- _EXERCISE GOAL_:
Scan each line of the entries below for the word "iPhone" and count the ones where it appears. The answer is that number alone.

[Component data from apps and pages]
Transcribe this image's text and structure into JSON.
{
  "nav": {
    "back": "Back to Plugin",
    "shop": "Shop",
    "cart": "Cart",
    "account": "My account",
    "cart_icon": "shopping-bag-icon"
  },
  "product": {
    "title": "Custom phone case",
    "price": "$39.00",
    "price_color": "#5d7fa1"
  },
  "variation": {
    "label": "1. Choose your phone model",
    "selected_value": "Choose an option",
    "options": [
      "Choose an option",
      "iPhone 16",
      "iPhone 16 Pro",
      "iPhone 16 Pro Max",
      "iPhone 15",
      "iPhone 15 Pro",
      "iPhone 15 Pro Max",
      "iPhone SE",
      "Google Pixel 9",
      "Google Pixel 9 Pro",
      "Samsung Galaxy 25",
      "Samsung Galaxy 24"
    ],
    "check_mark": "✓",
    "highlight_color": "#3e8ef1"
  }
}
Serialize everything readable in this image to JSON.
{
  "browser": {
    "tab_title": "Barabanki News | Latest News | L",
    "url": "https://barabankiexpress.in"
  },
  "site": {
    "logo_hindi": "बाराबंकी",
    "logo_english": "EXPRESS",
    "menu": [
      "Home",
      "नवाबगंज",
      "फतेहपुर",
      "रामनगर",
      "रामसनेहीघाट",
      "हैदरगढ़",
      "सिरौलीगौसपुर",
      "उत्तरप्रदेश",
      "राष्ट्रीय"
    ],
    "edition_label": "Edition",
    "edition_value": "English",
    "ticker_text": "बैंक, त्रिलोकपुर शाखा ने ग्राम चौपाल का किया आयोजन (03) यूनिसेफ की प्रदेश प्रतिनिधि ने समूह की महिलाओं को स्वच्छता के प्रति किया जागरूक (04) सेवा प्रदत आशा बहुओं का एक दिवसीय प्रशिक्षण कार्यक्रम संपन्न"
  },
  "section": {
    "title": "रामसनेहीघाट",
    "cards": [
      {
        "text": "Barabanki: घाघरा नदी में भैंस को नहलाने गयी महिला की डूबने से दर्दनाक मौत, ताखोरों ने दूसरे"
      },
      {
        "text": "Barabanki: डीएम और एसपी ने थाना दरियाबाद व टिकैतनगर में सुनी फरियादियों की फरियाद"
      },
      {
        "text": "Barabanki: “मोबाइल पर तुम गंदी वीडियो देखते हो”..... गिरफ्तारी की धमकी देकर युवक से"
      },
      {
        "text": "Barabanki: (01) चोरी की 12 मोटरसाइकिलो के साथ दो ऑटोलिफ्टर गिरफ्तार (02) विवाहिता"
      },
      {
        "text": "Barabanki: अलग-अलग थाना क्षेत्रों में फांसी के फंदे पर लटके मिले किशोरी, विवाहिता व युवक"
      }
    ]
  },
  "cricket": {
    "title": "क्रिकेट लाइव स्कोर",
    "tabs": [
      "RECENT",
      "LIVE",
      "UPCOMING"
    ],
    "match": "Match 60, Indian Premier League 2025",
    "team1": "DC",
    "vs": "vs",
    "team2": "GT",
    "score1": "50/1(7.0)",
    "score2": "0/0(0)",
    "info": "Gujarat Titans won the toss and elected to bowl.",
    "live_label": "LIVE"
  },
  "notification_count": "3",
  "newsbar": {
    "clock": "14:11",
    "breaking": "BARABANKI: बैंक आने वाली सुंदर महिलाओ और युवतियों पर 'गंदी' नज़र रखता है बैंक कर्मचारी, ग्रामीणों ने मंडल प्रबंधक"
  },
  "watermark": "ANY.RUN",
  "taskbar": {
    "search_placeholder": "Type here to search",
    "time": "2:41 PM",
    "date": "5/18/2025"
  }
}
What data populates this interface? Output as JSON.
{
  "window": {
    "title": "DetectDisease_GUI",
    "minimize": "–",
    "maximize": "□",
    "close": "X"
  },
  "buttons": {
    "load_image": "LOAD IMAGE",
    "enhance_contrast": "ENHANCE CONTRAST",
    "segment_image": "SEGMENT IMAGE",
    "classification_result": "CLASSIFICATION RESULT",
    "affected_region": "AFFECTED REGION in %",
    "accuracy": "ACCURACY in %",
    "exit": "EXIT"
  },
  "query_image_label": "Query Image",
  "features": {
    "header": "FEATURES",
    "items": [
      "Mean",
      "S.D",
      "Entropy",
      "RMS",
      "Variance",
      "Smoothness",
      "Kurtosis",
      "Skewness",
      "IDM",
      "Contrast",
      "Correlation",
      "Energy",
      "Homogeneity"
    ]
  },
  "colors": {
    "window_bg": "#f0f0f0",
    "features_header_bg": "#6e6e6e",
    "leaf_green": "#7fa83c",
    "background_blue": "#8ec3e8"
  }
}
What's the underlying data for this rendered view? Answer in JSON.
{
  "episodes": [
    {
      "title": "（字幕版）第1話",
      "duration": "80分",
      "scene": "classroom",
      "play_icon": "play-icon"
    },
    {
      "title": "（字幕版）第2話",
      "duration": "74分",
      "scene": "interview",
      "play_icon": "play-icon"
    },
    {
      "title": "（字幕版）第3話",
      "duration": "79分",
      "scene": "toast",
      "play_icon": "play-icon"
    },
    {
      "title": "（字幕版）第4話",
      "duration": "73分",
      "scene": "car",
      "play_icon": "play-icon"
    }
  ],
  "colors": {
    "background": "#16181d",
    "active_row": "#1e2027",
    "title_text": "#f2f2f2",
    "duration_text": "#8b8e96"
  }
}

- _WRITTEN ANSWER_:
7